For the records below, print every one exactly, with nothing dropped.
[[ SOURCE MATERIAL open ]]
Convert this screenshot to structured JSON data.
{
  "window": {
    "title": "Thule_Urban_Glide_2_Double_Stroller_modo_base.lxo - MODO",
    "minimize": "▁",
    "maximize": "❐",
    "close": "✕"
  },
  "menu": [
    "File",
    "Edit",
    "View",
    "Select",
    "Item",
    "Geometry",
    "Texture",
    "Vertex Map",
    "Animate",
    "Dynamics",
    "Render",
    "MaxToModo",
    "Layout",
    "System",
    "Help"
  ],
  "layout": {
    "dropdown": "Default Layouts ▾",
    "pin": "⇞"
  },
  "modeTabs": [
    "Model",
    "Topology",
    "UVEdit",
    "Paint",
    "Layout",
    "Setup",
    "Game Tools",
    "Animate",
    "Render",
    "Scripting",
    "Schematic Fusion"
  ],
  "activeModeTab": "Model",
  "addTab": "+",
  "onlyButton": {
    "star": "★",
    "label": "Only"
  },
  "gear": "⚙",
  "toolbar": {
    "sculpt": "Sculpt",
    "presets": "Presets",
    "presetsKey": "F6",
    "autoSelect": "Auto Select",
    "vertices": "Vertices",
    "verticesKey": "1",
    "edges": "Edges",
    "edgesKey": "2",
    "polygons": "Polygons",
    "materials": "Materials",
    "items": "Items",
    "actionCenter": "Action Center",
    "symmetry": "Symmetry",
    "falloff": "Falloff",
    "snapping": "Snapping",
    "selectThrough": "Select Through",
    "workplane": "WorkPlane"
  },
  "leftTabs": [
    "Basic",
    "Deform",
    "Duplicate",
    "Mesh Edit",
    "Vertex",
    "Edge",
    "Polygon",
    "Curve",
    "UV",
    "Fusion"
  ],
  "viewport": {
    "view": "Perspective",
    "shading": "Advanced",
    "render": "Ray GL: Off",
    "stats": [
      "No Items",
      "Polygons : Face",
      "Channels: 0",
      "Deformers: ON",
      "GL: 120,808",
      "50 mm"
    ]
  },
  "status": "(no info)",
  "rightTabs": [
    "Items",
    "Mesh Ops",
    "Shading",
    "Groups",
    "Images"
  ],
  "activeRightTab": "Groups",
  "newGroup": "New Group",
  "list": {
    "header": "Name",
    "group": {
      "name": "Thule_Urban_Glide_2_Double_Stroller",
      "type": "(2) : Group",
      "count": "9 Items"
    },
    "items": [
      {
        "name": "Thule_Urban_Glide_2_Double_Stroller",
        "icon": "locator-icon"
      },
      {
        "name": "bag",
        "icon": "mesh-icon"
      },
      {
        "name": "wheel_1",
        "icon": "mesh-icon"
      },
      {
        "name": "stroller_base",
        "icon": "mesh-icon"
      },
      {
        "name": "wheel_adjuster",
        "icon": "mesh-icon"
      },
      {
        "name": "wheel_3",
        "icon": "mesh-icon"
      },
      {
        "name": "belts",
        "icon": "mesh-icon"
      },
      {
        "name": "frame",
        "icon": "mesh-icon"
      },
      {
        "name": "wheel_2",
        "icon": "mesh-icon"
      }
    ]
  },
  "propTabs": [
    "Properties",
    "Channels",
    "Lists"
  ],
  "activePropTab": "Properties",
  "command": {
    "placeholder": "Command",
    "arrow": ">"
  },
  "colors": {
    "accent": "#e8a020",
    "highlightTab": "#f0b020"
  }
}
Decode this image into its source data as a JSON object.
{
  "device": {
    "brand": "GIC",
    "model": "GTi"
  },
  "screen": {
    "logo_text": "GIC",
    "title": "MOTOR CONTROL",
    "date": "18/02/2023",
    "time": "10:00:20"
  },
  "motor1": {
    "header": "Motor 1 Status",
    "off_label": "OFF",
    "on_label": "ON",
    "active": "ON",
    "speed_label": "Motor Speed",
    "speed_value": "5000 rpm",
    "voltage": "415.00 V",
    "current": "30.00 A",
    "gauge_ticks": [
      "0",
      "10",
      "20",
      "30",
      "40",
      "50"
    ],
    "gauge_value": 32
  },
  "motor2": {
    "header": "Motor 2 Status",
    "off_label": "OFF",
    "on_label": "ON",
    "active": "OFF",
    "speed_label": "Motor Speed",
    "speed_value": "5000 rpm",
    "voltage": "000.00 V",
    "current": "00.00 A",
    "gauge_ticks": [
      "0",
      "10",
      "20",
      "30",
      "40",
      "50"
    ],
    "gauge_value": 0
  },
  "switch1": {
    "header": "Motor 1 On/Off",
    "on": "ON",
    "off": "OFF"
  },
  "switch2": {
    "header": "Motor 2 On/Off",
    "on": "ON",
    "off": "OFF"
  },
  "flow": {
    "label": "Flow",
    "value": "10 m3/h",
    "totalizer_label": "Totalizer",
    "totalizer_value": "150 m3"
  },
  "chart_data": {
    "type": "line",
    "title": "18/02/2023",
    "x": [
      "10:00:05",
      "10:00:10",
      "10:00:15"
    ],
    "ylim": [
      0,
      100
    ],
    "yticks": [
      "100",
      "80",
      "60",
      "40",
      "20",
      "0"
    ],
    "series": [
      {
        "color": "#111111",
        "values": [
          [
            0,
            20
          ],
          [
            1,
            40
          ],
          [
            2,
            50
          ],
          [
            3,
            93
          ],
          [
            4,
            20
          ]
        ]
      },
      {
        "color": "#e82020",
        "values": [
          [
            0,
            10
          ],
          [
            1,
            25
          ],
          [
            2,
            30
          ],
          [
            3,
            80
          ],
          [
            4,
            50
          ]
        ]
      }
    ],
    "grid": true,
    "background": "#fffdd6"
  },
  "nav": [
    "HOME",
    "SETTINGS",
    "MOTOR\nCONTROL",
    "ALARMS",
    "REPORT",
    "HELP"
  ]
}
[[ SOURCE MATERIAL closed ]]
* _RESULT OF THIS TASK_:
Convert this screenshot to structured JSON data.
{
  "window": {
    "title": "Thule_Urban_Glide_2_Double_Stroller_modo_base.lxo - MODO",
    "minimize": "▁",
    "maximize": "❐",
    "close": "✕"
  },
  "menu": [
    "File",
    "Edit",
    "View",
    "Select",
    "Item",
    "Geometry",
    "Texture",
    "Vertex Map",
    "Animate",
    "Dynamics",
    "Render",
    "MaxToModo",
    "Layout",
    "System",
    "Help"
  ],
  "layout": {
    "dropdown": "Default Layouts ▾",
    "pin": "⇞"
  },
  "modeTabs": [
    "Model",
    "Topology",
    "UVEdit",
    "Paint",
    "Layout",
    "Setup",
    "Game Tools",
    "Animate",
    "Render",
    "Scripting",
    "Schematic Fusion"
  ],
  "activeModeTab": "Model",
  "addTab": "+",
  "onlyButton": {
    "star": "★",
    "label": "Only"
  },
  "gear": "⚙",
  "toolbar": {
    "sculpt": "Sculpt",
    "presets": "Presets",
    "presetsKey": "F6",
    "autoSelect": "Auto Select",
    "vertices": "Vertices",
    "verticesKey": "1",
    "edges": "Edges",
    "edgesKey": "2",
    "polygons": "Polygons",
    "materials": "Materials",
    "items": "Items",
    "actionCenter": "Action Center",
    "symmetry": "Symmetry",
    "falloff": "Falloff",
    "snapping": "Snapping",
    "selectThrough": "Select Through",
    "workplane": "WorkPlane"
  },
  "leftTabs": [
    "Basic",
    "Deform",
    "Duplicate",
    "Mesh Edit",
    "Vertex",
    "Edge",
    "Polygon",
    "Curve",
    "UV",
    "Fusion"
  ],
  "viewport": {
    "view": "Perspective",
    "shading": "Advanced",
    "render": "Ray GL: Off",
    "stats": [
      "No Items",
      "Polygons : Face",
      "Channels: 0",
      "Deformers: ON",
      "GL: 120,808",
      "50 mm"
    ]
  },
  "status": "(no info)",
  "rightTabs": [
    "Items",
    "Mesh Ops",
    "Shading",
    "Groups",
    "Images"
  ],
  "activeRightTab": "Groups",
  "newGroup": "New Group",
  "list": {
    "header": "Name",
    "group": {
      "name": "Thule_Urban_Glide_2_Double_Stroller",
      "type": "(2) : Group",
      "count": "9 Items"
    },
    "items": [
      {
        "name": "Thule_Urban_Glide_2_Double_Stroller",
        "icon": "locator-icon"
      },
      {
        "name": "bag",
        "icon": "mesh-icon"
      },
      {
        "name": "wheel_1",
        "icon": "mesh-icon"
      },
      {
        "name": "stroller_base",
        "icon": "mesh-icon"
      },
      {
        "name": "wheel_adjuster",
        "icon": "mesh-icon"
      },
      {
        "name": "wheel_3",
        "icon": "mesh-icon"
      },
      {
        "name": "belts",
        "icon": "mesh-icon"
      },
      {
        "name": "frame",
        "icon": "mesh-icon"
      },
      {
        "name": "wheel_2",
        "icon": "mesh-icon"
      }
    ]
  },
  "propTabs": [
    "Properties",
    "Channels",
    "Lists"
  ],
  "activePropTab": "Properties",
  "command": {
    "placeholder": "Command",
    "arrow": ">"
  },
  "colors": {
    "accent": "#e8a020",
    "highlightTab": "#f0b020"
  }
}
Decode this image into its source data as a JSON object.
{
  "device": {
    "brand": "GIC",
    "model": "GTi"
  },
  "screen": {
    "logo_text": "GIC",
    "title": "MOTOR CONTROL",
    "date": "18/02/2023",
    "time": "10:00:20"
  },
  "motor1": {
    "header": "Motor 1 Status",
    "off_label": "OFF",
    "on_label": "ON",
    "active": "ON",
    "speed_label": "Motor Speed",
    "speed_value": "5000 rpm",
    "voltage": "415.00 V",
    "current": "30.00 A",
    "gauge_ticks": [
      "0",
      "10",
      "20",
      "30",
      "40",
      "50"
    ],
    "gauge_value": 32
  },
  "motor2": {
    "header": "Motor 2 Status",
    "off_label": "OFF",
    "on_label": "ON",
    "active": "OFF",
    "speed_label": "Motor Speed",
    "speed_value": "5000 rpm",
    "voltage": "000.00 V",
    "current": "00.00 A",
    "gauge_ticks": [
      "0",
      "10",
      "20",
      "30",
      "40",
      "50"
    ],
    "gauge_value": 0
  },
  "switch1": {
    "header": "Motor 1 On/Off",
    "on": "ON",
    "off": "OFF"
  },
  "switch2": {
    "header": "Motor 2 On/Off",
    "on": "ON",
    "off": "OFF"
  },
  "flow": {
    "label": "Flow",
    "value": "10 m3/h",
    "totalizer_label": "Totalizer",
    "totalizer_value": "150 m3"
  },
  "chart_data": {
    "type": "line",
    "title": "18/02/2023",
    "x": [
      "10:00:05",
      "10:00:10",
      "10:00:15"
    ],
    "ylim": [
      0,
      100
    ],
    "yticks": [
      "100",
      "80",
      "60",
      "40",
      "20",
      "0"
    ],
    "series": [
      {
        "color": "#111111",
        "values": [
          [
            0,
            20
          ],
          [
            1,
            40
          ],
          [
            2,
            50
          ],
          [
            3,
            93
          ],
          [
            4,
            20
          ]
        ]
      },
      {
        "color": "#e82020",
        "values": [
          [
            0,
            10
          ],
          [
            1,
            25
          ],
          [
            2,
            30
          ],
          [
            3,
            80
          ],
          [
            4,
            50
          ]
        ]
      }
    ],
    "grid": true,
    "background": "#fffdd6"
  },
  "nav": [
    "HOME",
    "SETTINGS",
    "MOTOR\nCONTROL",
    "ALARMS",
    "REPORT",
    "HELP"
  ]
}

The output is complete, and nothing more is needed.